My problem is that I keep learning of new functionality in the .NET Remoting library, and it keeps thinning the line of whether or not it's worth it to make a custom remoting lib (which may take about a few weeks to a month more to polish) that duplicates the function of .NET remoting but is more customizable and has a priority towards multiplayer gaming.
Here is what this library needs to have (whether .NET remoting or my alternative):
- Needs to transfer as few bytes as possible while not sacrificing security.
- Needs to encrypt messages if the lib user specifies to.
- Needs to authenticate senders.
- Needs to be able to use TCP, HTTP, and UDP protocols.
- Needs to handle almost everything for the lib user. The only thing the user should have to do is define a message, configure settings, and call a couple of methods.
- Specifically, needs to handle synchronization, proxies, and delegating objects/tasks internally.
- Needs to use as little processing as possible without sacrificing organization.
- As a personal objective, needs to impress potential employers for me, whether through intimate knowledge of .NET Remoting, or through good large-project architecture and great knowledge of general programming.
- Can't use more than a single port on the client and server.
- Needs to be able to connect and send/receive data with clients made in other languages, such as ActionScript. It also shouldn't put that developer through too much trouble of creating a parser.
Now, here are the pros and cons as far as I can see them:
- Does most of the internal work for you.
- I'm not 100% positive, but because of its use of channels, I believe it would transfer the data in a more compact form.
- Would demonstrate intimate knowledge of fundimental .NET remoting technologies to employers.
- Less time to create, less headaches.
- Unable to customize many aspects for you, and the things you can customize are difficult to impliment.
- May possibly force the user to perform more work to use the library.
- Can't use UDP protocol, which is essential for high traffic gaming.

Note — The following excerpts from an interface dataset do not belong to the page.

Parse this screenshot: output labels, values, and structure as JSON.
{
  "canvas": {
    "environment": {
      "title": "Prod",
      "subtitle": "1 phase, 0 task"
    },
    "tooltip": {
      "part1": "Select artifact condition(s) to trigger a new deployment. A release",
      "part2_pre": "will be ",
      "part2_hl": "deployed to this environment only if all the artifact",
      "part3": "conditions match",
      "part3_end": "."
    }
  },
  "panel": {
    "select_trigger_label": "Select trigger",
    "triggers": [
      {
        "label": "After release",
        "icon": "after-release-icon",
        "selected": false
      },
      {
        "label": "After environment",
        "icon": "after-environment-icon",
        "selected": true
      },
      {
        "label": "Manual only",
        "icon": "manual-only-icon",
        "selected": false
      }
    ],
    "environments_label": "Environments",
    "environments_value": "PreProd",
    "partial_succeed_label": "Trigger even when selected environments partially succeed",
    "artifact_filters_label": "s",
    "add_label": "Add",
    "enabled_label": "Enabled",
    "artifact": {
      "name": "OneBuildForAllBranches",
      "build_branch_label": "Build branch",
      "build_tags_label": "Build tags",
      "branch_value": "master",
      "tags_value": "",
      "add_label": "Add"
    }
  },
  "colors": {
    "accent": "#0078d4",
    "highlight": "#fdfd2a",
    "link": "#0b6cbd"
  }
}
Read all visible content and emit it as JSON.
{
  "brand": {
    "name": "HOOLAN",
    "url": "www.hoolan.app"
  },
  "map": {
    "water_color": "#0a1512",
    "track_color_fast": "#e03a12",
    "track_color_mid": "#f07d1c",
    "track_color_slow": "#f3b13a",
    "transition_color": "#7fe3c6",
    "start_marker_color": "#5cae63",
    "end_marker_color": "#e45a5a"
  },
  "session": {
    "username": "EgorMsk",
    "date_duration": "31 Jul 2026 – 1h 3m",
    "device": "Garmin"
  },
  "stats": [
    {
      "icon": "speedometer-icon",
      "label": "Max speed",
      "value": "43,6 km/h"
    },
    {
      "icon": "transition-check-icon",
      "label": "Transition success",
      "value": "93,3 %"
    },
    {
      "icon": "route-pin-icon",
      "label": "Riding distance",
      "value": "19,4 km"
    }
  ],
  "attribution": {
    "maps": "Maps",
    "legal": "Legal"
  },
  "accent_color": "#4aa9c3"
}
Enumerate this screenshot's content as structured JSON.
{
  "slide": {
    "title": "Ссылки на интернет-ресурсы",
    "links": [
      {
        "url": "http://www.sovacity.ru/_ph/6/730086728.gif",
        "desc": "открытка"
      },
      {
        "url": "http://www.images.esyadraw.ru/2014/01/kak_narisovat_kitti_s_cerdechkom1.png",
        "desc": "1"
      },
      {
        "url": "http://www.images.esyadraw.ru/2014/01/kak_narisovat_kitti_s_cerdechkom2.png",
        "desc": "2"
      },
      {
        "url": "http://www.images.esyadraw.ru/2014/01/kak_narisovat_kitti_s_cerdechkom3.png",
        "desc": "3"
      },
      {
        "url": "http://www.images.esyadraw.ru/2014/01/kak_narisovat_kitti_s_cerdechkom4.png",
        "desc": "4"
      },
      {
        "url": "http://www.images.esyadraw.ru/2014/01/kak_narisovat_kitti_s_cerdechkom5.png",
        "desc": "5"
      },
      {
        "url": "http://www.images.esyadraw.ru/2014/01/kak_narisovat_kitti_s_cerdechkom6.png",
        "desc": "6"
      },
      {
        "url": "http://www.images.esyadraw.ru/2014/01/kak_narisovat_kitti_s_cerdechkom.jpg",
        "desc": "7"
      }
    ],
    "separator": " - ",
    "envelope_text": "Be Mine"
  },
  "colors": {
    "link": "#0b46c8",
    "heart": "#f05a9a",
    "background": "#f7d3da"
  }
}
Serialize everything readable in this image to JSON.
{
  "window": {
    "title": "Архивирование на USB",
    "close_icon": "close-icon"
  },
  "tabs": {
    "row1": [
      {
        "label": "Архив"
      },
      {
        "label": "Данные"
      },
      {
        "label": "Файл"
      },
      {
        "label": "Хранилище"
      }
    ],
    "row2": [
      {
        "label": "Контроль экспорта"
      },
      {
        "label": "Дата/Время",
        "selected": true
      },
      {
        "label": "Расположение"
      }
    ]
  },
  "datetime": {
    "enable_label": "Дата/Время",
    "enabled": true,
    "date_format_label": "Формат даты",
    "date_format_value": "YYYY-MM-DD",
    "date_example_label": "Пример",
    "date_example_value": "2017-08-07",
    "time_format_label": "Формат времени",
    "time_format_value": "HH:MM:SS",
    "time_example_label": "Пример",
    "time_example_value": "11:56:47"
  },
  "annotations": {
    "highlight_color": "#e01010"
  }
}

- Although channels would probably make for less traffic, I can't let it use multiple channels and define more than one port on the client/server without sacrificing other fundamental qualities such as ease of use and not having to use 10,000 ports to run a game. So it might not actually send messages in a more compact form.
- Does not easily allow you to send in configurations and forget it. A lot of hard-coding configurations is required.
- It's hazy as to whether this can connect with external programs under a TCP channel and whether or not its messages would be hard to parse even if it's in SOAP.
Alternative Remoting Framework:
- Fully customizable. Given the time, I could duplicate all .NET remoting technologies, as well as add a ton more features.
- Can use the UDP protocol.
- Has a simpler implimentation for sinks.
- Handles almost everything for the lib user.
- Demonstrates a great knowledge of large project architecture and general programming practices.
- Can easily communicate with clients made in other languages.
- Potentially could rise the amount of data per message by 100-200 more bytes, depending on if .NET Remoting is still compact when using only a single channel. I may be able to fix this, but I won't if it will force the user to do more work to use the lib.
- Takes far more time to create.
- May be difficult to synchronize and delegate objects and tasks. I'm not sure if it will be difficult, but I remember this as my largest problem with my last networking library.
So what do you think? Am I wasting my time making a large library as an alternative or is it the better route?